Here we have
what I believe to be a giant mesquite bug, though I would gladly welcome corrections from any eagle-eyed entomologists who happen to be reading today’s post. a leaf-footed tree bug (acanthocephala terminalis), which I was able to identify with the help of some very nice strangers on Facebook :) This is another result of my continual experiments with close-up filters (see last week’s post for more details) and the more I use these little lens attachments the more I like them. And, the more I can hardly believe the results I am getting for such a cheap price.
One thing that has always fascinated me about macro photography is its ability to capture bugs and insects with incredible detail–often of the sort that is hidden from normal human eyes. It is something I have tried from time to time with my lenses but thanks to a rather weak maximum magnification it has mostly eluded me. Even with the close-up filters I am still having a lot of trouble because they require you to be very close to your subject–a situation that a telephoto macro lens like Nikon’s 105mm f/2.8 beast would be able to handle much better simply because it could be positioned farther away and focus across a much wider range as opposed to only being able to focus up close. However when I was playing with my kids in the backyard recently we came across several of these bugs crawling on a fence and since they don’t generally move all that quickly I thought it would be an ideal situation for playing around with some close-up shots.
At the time I did not have my camera with me but after dinner the three of us went back out and, with our glimpses peeled, soon spotted the small herd of six-legged friends which had by then migrated from the fence to a tree. We spent about ten or fifteen minutes moving in and around the tree, the boys looking for bugs while daddy rushed in to get some pictures, and soon discovered that while these insects don’t move very fast they do have a tendency to fly away at inconvenient times such as when a big ol’ Nikon DSLR is hovering about an inch and a half away. Out of 17 shots this was the only one that turned out, and even this one isn’t as good as it could be because the eyes of the bug are just barely out of focus. If you click on the image and look at the high-rez version on Flickr you will see that the in-focus area, or depth of field, is just behind the head and not actually on the head itself.
A couple problems cause this sort of thing to happen:
• When dealing with close-up photography you have a super duper shallow depth of field even at smaller apertures.
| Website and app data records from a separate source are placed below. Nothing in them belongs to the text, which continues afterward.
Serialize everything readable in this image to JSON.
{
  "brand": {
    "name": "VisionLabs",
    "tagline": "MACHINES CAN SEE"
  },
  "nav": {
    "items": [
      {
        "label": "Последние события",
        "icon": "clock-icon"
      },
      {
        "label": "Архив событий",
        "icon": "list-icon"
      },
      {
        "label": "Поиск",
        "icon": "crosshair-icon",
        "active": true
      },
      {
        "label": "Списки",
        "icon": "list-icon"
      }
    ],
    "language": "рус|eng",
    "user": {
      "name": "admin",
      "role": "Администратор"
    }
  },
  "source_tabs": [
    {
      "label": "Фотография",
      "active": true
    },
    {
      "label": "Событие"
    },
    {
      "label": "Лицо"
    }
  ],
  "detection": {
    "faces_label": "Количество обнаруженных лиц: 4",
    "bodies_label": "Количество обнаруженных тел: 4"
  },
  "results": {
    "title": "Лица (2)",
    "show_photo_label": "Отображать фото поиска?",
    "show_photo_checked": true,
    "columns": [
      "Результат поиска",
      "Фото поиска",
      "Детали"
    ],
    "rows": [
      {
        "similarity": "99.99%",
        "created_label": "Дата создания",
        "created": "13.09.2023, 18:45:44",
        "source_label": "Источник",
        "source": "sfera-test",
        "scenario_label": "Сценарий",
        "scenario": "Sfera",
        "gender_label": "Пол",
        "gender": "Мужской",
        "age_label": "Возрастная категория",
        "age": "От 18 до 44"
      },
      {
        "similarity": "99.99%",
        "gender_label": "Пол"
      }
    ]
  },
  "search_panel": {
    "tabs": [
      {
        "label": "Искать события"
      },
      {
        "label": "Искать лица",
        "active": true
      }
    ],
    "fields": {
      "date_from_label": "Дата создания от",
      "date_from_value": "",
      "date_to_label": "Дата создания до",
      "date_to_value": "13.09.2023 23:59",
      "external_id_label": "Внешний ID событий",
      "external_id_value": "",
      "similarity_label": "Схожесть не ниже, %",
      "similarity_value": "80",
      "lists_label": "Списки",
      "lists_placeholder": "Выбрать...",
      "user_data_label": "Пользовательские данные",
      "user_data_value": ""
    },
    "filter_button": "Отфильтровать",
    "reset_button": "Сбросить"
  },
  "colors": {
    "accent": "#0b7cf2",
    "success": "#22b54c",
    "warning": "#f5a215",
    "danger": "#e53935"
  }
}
The depth of field here is less than 1/4 inch and I was shooting at f/8.
• When shooting with close-up filters the autofocus doesn’t work too well, and even when it does the image often comes out a bit soft.
• I have learned that for close-up shots like this one it’s best to focus manually (yay for back-button focus!) which, combined with a moving subject and jittery photographer, make nailing focus even more tricky.
Still, overall I am very pleased with this shot and continue to be blown away at how effective these close-up filters are. I shot this with a +10 and +2 combined together, and even with all that extra glass jammed on front of my lens I am amazed at how sharp the final images can be. Is it as good as a dedicated macro lens? Not at all. But it’s also way cheaper, which goes a long way with me :)